This conflicted nature of transparency has not hindered its popularity. In fact, in my book, I argue that transparency is a paradoxical concept for several reasons. One of the paradoxes, which very much touches the topic of algorithmic transparency, is its promise of immediacy and understanding. As I argue in my book, transparency specifically privileges immediate seeing over intermediaries and explanations, which are inevitably more mediated. However, if transparency is interpreted as understandability, problems may arise. For example, the academic debate on whether the GDPR grants the right to explanation reflects this form of transparency. If transparency becomes a synonym for explanation, it inevitably loses something from its legitimating power. The core promise of transparency—“do not believe what I say, see for yourself” —would thus be turned upside down, into: “do not believe what you see, let me explain instead”.
This interpretation makes transparency a justification of the power used rather than creating an avenue for democratic monitoring. It justifies the functioning instead of the existence of the power in question. In other words, it becomes macro-legitimation through micro-critique. At the same time, even if transparency builds on the idea of immediate observability and firsthand knowledge, it is paradoxically necessarily a matter of mediation and technology—and mediating technology. Therefore, I am not surprised that demands for explainable AI (XAI) have emerged into the discourse.
A critical approach is necessary
As the EU’s Digital Strategy proceeds in the EU legislative machinery, it is more urgent than ever to ponder the soundness of its core principles, their meaning, and perhaps their unintended consequences. Even though transparency has gained an almost mythical status in our modern society, its inherent tensions have not disappeared but adopted different manifestations. This cannot but have profound consequences on both transparency theory, and, more importantly, the way in which we are governed as denizens of digitalized society.
In our current hyper-mediated condition, immediacy is harder and harder to reach. This is what the growing number of transparency regulations conversely suggests. Therefore, it is necessary to look at transparency as a wider socio-cultural condition, whereby transparency is considered an unalloyed good. Although we worry about transparency in both analog and digital contexts in similar ways, the latter poses technological, regulatory, and ethical challenges, which may not always find a perfect analogy in the analog environment. For this reason, transparency needs to be approached critically as a principle of a digital society.
Although the AlgoT project is coming to an end soon, the triangle of transparency-law-digitalization keeps producing important research topics. It seems that we will stay busy in the Legal Tech Lab—in the Commission’s words—in the Digital Decade.

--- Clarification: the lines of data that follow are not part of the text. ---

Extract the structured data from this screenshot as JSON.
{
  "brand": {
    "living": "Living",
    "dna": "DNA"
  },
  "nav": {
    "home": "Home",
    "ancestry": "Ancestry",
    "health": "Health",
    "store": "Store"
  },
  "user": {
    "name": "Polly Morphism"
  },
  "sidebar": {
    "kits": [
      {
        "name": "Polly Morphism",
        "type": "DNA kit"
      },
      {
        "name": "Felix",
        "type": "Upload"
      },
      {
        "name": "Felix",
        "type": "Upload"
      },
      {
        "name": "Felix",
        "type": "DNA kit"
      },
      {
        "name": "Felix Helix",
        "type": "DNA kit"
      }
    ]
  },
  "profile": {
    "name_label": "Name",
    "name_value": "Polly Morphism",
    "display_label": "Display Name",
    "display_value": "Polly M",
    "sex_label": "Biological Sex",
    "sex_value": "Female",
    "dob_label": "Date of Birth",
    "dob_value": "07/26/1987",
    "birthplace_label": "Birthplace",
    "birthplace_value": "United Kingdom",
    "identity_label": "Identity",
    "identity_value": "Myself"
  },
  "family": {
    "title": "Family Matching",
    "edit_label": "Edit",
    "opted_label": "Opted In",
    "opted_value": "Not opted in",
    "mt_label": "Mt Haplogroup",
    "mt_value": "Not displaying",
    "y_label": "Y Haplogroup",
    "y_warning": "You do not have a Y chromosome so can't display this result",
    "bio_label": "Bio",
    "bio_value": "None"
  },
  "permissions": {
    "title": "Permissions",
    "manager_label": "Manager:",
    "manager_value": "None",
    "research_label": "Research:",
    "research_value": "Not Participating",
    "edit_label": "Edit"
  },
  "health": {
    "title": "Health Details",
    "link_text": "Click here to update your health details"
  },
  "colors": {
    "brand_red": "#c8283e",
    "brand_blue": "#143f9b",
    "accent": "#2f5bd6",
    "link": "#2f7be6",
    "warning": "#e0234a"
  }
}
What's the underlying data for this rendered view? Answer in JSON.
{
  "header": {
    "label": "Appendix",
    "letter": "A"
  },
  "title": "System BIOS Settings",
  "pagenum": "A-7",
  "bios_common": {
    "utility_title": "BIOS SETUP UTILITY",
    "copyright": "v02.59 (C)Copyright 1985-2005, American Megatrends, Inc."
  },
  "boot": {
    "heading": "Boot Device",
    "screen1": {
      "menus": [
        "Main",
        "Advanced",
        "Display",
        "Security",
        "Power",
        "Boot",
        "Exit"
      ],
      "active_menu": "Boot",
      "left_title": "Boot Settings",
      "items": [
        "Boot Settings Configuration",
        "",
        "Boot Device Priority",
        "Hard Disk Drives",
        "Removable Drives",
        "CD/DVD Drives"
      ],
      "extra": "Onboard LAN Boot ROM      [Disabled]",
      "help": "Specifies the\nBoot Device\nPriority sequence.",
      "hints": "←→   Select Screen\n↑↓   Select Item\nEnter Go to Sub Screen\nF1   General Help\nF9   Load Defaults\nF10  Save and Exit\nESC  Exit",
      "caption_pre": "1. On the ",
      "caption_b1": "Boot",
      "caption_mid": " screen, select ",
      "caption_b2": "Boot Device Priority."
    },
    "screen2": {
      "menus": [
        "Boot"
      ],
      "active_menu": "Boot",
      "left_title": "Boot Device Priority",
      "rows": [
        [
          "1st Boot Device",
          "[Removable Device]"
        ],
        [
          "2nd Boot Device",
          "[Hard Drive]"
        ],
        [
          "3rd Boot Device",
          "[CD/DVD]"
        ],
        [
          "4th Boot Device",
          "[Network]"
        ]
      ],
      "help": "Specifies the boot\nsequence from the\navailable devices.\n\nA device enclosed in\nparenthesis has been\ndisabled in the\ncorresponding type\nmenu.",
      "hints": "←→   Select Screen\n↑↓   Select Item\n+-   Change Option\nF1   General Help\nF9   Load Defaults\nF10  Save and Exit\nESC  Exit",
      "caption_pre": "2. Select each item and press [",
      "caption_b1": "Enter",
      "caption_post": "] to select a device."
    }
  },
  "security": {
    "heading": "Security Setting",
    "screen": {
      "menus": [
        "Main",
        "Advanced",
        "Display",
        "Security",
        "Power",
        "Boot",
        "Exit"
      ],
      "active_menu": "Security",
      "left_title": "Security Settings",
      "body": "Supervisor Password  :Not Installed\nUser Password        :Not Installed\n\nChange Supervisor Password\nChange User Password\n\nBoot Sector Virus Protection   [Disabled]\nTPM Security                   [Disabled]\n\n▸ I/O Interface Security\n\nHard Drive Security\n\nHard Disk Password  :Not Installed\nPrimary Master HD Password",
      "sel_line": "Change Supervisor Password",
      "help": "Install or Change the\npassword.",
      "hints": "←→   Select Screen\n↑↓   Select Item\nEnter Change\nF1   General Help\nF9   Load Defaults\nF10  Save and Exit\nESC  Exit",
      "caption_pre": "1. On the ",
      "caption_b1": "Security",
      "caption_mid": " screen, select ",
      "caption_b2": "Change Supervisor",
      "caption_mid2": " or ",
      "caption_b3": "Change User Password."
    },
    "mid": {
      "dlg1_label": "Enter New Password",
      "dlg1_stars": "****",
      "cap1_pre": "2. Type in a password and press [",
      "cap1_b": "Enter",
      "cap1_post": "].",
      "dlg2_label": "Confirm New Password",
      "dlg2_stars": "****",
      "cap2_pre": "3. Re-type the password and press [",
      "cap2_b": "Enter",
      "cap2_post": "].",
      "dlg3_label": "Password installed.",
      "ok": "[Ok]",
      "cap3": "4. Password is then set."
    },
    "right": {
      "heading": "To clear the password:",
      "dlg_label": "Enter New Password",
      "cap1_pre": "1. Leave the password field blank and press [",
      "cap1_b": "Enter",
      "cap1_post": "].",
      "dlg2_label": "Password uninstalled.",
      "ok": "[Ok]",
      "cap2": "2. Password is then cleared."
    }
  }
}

Ida Koivisto is associate professor of public law at the University of Helsinki. There, she is a member of the Erik Castrén Institute and the Legal Tech Lab. Her book The Transparency Paradox appeared with Oxford University Press in 2022.
This article previously appeared on The Digital Constitutionalist as part of a symposium on AI transparency.